That is the most plausible way out of this nightmare for the people of Victoria. Viruses are not going away, but Premiers can be sent packing pretty easily. The backbenchers of the ruling Labor party need to fear for their own re-election more than they crave the favor of their failed leader.
All that is required is enough of a groundswell of support for peaceful coexistence with sensible, contextually appropriate safeguards, and the removal of support bullies and thugs. Resolute Victorians stood up to tyranny at least once before, and will stand up once again.”
Talking to Chris Kenny on Sky News recently, Victorian Liberal Senator James Paterson gave an eloquent explanation of why so much of what Victoria Police is doing and saying is problematic:
“I’ve been troubled by some of the rhetoric coming out of senior police, including the assistant commissioner, Luke Cornelius, who’s referred to some of these protesters as “tinfoil hat wearing brigade” and said they were “batsh-t crazy”.
That’s quite dehumanising language to use about your fellow Victorians and your fellow citizens and the people who police are supposed to protect. And I think it encourages police to hold the people they’re supposed to protect with contempt and it licences some of these very tough tactics, so I am troubled by this.
I think it’s undermining community support for policing and for the police force and I think overwhelmingly, police members don’t deserve that and are upstanding citizens who try very hard to do a very difficult job. But let’s remember, they’re enforcing laws to enforce mask wearing outside, prevent people from going out after curfew and protesting — the kind of things we never would have imagined police would be enforcing, and I think they’re doing so in a way that’s really testing the bonds of community support.

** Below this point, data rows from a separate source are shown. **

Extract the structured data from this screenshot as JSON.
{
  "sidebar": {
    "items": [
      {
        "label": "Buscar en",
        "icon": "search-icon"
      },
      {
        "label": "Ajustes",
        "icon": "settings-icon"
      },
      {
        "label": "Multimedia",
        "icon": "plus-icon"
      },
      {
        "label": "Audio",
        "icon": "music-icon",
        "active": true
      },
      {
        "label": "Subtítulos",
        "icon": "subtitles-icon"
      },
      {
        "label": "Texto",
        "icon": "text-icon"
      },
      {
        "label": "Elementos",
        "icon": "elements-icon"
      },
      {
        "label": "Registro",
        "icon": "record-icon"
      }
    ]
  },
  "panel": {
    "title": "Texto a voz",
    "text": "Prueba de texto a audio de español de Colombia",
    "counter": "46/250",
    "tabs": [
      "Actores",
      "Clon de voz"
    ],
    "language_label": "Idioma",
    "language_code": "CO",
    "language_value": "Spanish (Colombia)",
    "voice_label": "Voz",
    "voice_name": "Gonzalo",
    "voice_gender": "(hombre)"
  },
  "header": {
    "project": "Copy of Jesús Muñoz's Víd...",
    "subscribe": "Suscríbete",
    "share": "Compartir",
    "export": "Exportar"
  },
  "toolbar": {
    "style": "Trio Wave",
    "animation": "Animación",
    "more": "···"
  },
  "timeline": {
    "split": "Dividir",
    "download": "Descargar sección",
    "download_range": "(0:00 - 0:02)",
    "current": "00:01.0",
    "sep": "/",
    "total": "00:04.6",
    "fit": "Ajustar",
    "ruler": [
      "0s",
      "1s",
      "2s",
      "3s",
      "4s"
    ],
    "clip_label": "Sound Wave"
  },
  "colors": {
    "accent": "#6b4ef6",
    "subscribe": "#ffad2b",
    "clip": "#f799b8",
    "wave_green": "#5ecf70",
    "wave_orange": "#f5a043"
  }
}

There certainly are some crazy conspiracy theories out there. You should see my email inbox, there’s no question about that. But the reason why those theories are out there is because people are afraid. They’re genuinely scared. Their lives have changed massively in the last few months in ways they could never have previously imagined. And they’re looking for explanations for this and sometimes they find some comfort or solace in conspiracy theories.
But what they actually need is a bit of compassion, and a bit of decency from their political leaders and from the police force. I don’t think we’ve seen that at all from the Premier or from the senior leaders of the police force, who’ve shown contempt for their own fellow citizens and I think that’s a very disappointing thing.”